[Exercise requirements]: All entries below must be reproduced without a single change.

[Source information]:
:::::
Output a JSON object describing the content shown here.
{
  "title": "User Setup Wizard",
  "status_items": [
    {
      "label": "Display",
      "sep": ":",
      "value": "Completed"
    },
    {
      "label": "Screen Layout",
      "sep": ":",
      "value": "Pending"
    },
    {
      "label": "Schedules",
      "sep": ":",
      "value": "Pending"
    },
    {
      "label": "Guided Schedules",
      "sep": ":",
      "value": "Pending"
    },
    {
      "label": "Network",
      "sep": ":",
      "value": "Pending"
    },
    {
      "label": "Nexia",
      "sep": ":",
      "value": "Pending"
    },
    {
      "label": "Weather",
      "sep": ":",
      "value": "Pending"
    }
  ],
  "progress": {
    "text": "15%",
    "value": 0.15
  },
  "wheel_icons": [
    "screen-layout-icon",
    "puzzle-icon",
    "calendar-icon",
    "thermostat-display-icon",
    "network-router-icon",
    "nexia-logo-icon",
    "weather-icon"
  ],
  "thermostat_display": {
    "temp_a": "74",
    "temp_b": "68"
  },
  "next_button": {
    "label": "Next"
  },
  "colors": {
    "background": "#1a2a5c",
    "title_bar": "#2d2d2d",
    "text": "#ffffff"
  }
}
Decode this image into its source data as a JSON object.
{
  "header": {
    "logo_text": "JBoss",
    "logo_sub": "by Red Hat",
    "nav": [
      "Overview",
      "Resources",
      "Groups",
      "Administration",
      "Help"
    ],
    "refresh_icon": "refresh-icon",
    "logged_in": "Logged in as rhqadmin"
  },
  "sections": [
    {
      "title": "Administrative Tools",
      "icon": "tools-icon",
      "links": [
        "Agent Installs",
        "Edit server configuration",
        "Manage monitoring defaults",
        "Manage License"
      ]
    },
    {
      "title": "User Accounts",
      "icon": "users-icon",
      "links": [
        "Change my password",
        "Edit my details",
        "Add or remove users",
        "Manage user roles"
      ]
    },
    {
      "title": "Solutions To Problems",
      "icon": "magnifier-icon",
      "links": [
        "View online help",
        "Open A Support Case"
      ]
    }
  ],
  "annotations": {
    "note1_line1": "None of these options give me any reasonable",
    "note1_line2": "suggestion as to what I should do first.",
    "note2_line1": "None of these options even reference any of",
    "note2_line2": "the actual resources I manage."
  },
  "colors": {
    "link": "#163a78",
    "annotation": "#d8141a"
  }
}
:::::
[Finished task]:
Output a JSON object describing the content shown here.
{
  "title": "User Setup Wizard",
  "status_items": [
    {
      "label": "Display",
      "sep": ":",
      "value": "Completed"
    },
    {
      "label": "Screen Layout",
      "sep": ":",
      "value": "Pending"
    },
    {
      "label": "Schedules",
      "sep": ":",
      "value": "Pending"
    },
    {
      "label": "Guided Schedules",
      "sep": ":",
      "value": "Pending"
    },
    {
      "label": "Network",
      "sep": ":",
      "value": "Pending"
    },
    {
      "label": "Nexia",
      "sep": ":",
      "value": "Pending"
    },
    {
      "label": "Weather",
      "sep": ":",
      "value": "Pending"
    }
  ],
  "progress": {
    "text": "15%",
    "value": 0.15
  },
  "wheel_icons": [
    "screen-layout-icon",
    "puzzle-icon",
    "calendar-icon",
    "thermostat-display-icon",
    "network-router-icon",
    "nexia-logo-icon",
    "weather-icon"
  ],
  "thermostat_display": {
    "temp_a": "74",
    "temp_b": "68"
  },
  "next_button": {
    "label": "Next"
  },
  "colors": {
    "background": "#1a2a5c",
    "title_bar": "#2d2d2d",
    "text": "#ffffff"
  }
}
Decode this image into its source data as a JSON object.
{
  "header": {
    "logo_text": "JBoss",
    "logo_sub": "by Red Hat",
    "nav": [
      "Overview",
      "Resources",
      "Groups",
      "Administration",
      "Help"
    ],
    "refresh_icon": "refresh-icon",
    "logged_in": "Logged in as rhqadmin"
  },
  "sections": [
    {
      "title": "Administrative Tools",
      "icon": "tools-icon",
      "links": [
        "Agent Installs",
        "Edit server configuration",
        "Manage monitoring defaults",
        "Manage License"
      ]
    },
    {
      "title": "User Accounts",
      "icon": "users-icon",
      "links": [
        "Change my password",
        "Edit my details",
        "Add or remove users",
        "Manage user roles"
      ]
    },
    {
      "title": "Solutions To Problems",
      "icon": "magnifier-icon",
      "links": [
        "View online help",
        "Open A Support Case"
      ]
    }
  ],
  "annotations": {
    "note1_line1": "None of these options give me any reasonable",
    "note1_line2": "suggestion as to what I should do first.",
    "note2_line1": "None of these options even reference any of",
    "note2_line2": "the actual resources I manage."
  },
  "colors": {
    "link": "#163a78",
    "annotation": "#d8141a"
  }
}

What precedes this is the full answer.